Problem description
Look through the lines below; wherever the word "Buddy" appears, copy that line.

····················

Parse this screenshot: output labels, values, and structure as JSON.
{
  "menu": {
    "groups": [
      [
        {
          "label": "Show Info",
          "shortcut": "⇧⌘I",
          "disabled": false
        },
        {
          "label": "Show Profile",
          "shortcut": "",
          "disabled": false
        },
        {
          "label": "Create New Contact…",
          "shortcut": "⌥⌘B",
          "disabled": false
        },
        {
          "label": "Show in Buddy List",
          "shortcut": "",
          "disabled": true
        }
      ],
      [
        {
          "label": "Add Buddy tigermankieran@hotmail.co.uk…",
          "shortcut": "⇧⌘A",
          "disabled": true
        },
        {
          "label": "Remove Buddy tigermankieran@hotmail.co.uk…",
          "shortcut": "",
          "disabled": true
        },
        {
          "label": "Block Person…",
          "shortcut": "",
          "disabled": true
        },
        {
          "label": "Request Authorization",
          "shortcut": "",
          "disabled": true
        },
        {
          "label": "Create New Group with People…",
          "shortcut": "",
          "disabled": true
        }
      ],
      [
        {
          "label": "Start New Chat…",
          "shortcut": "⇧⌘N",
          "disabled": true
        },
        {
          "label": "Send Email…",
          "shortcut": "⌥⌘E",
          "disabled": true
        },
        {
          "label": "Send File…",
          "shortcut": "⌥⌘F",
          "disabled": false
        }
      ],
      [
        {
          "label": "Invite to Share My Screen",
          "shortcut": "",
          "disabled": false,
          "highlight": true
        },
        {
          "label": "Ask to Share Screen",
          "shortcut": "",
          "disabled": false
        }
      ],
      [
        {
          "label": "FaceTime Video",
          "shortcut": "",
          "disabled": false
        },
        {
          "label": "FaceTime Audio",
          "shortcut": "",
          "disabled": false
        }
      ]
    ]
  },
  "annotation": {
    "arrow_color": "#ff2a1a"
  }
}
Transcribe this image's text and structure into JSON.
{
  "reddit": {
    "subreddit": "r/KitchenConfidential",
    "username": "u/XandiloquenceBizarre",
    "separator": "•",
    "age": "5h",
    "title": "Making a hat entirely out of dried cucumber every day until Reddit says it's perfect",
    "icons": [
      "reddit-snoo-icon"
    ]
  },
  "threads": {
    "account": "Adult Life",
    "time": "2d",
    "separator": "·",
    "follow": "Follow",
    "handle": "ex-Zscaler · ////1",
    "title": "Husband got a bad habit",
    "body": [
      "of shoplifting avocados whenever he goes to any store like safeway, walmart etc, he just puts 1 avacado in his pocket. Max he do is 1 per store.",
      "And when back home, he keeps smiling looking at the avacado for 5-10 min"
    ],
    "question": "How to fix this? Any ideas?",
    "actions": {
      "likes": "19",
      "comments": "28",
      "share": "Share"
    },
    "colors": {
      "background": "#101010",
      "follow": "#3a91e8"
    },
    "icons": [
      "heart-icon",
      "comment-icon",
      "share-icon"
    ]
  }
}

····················

Response below
          "label": "Show in Buddy List",
          "label": "Add Buddy tigermankieran@hotmail.co.uk…",
          "label": "Remove Buddy tigermankieran@hotmail.co.uk…",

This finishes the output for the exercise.